__Task description__: Extract every line below that contains the word "Limit".

Web page and app entries:

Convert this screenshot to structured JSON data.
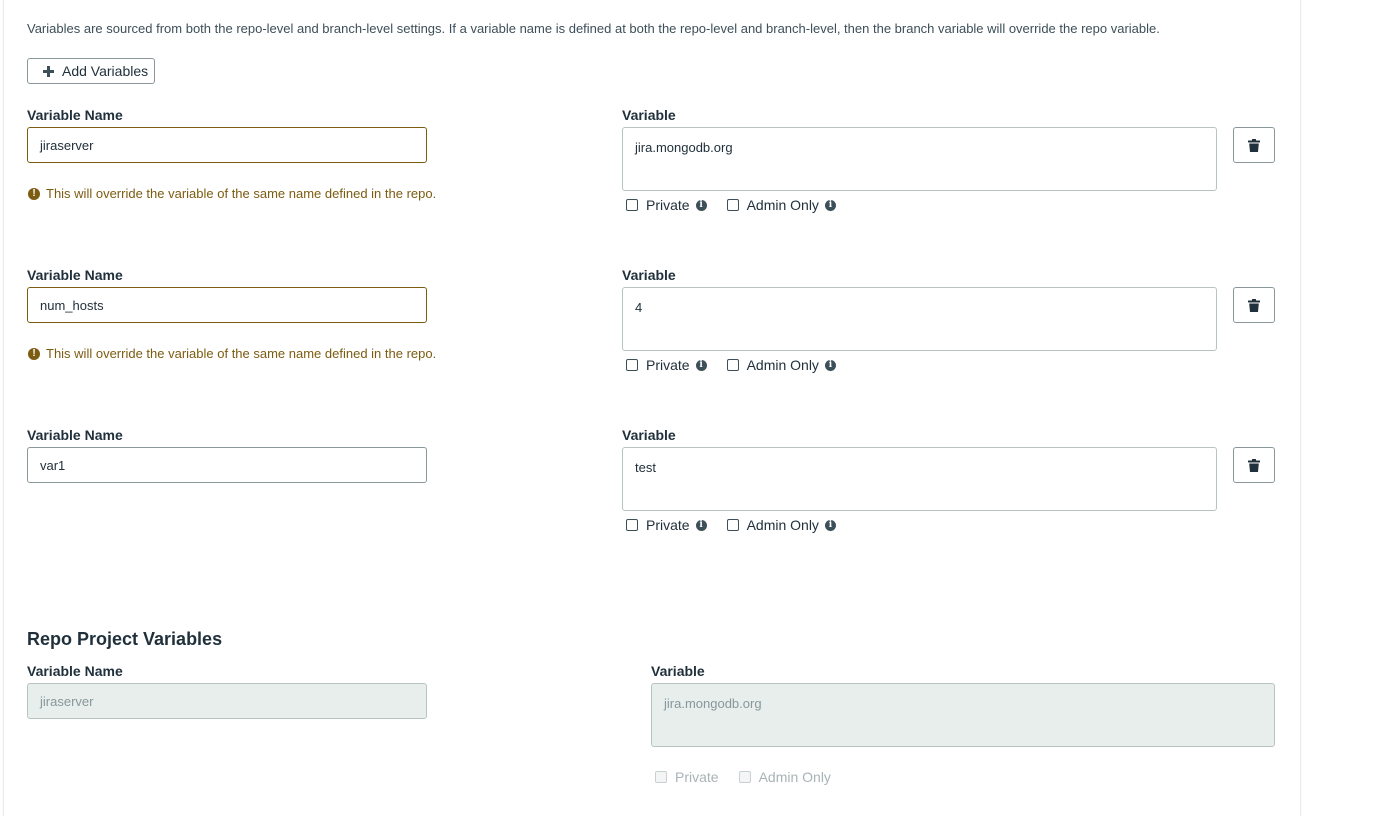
{
  "intro_text": "Variables are sourced from both the repo-level and branch-level settings. If a variable name is defined at both the repo-level and branch-level, then the branch variable will override the repo variable.",
  "add_button_label": "Add Variables",
  "field_labels": {
    "name": "Variable Name",
    "value": "Variable"
  },
  "checkbox_labels": {
    "private": "Private",
    "admin_only": "Admin Only"
  },
  "warning_text": "This will override the variable of the same name defined in the repo.",
  "branch_variables": [
    {
      "name": "jiraserver",
      "value": "jira.mongodb.org",
      "override_warning": true,
      "private": false,
      "admin_only": false
    },
    {
      "name": "num_hosts",
      "value": "4",
      "override_warning": true,
      "private": false,
      "admin_only": false
    },
    {
      "name": "var1",
      "value": "test",
      "override_warning": false,
      "private": false,
      "admin_only": false
    }
  ],
  "repo_section": {
    "title": "Repo Project Variables",
    "variables": [
      {
        "name": "jiraserver",
        "value": "jira.mongodb.org",
        "private": false,
        "admin_only": false
      }
    ]
  },
  "icons": {
    "add": "plus-icon",
    "delete": "trash-icon",
    "warning": "exclamation-circle-icon",
    "info": "info-circle-icon"
  },
  "colors": {
    "warning": "#7c5c10",
    "border": "#89979b",
    "disabled_bg": "#e7eeec",
    "text": "#21313c"
  }
}
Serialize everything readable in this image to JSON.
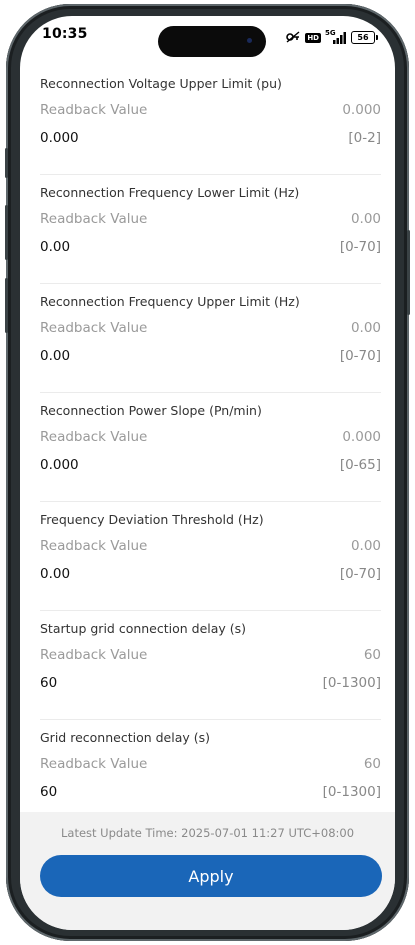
{
  "status_bar": {
    "time": "10:35",
    "network": "5G",
    "battery": "56",
    "hd_badge": "HD"
  },
  "sections": [
    {
      "title": "Reconnection Voltage Upper Limit (pu)",
      "readback_label": "Readback Value",
      "readback_value": "0.000",
      "input_value": "0.000",
      "range": "[0-2]"
    },
    {
      "title": "Reconnection Frequency Lower Limit (Hz)",
      "readback_label": "Readback Value",
      "readback_value": "0.00",
      "input_value": "0.00",
      "range": "[0-70]"
    },
    {
      "title": "Reconnection Frequency Upper Limit (Hz)",
      "readback_label": "Readback Value",
      "readback_value": "0.00",
      "input_value": "0.00",
      "range": "[0-70]"
    },
    {
      "title": "Reconnection Power Slope (Pn/min)",
      "readback_label": "Readback Value",
      "readback_value": "0.000",
      "input_value": "0.000",
      "range": "[0-65]"
    },
    {
      "title": "Frequency Deviation Threshold (Hz)",
      "readback_label": "Readback Value",
      "readback_value": "0.00",
      "input_value": "0.00",
      "range": "[0-70]"
    },
    {
      "title": "Startup grid connection delay (s)",
      "readback_label": "Readback Value",
      "readback_value": "60",
      "input_value": "60",
      "range": "[0-1300]"
    },
    {
      "title": "Grid reconnection delay (s)",
      "readback_label": "Readback Value",
      "readback_value": "60",
      "input_value": "60",
      "range": "[0-1300]"
    }
  ],
  "footer": {
    "update_time": "Latest Update Time: 2025-07-01 11:27 UTC+08:00",
    "apply_label": "Apply"
  },
  "colors": {
    "accent": "#1a66b8",
    "panel_bg": "#f2f2f2"
  }
}
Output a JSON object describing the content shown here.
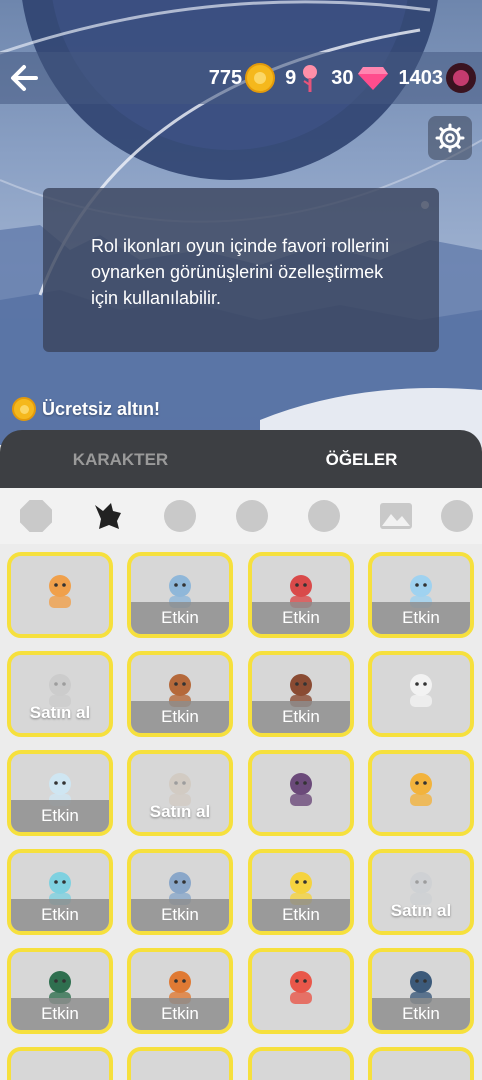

__Output__:
      "title": "Reconnection Voltage Upper Limit (pu)",
      "title": "Reconnection Frequency Lower Limit (Hz)",
      "title": "Reconnection Frequency Upper Limit (Hz)",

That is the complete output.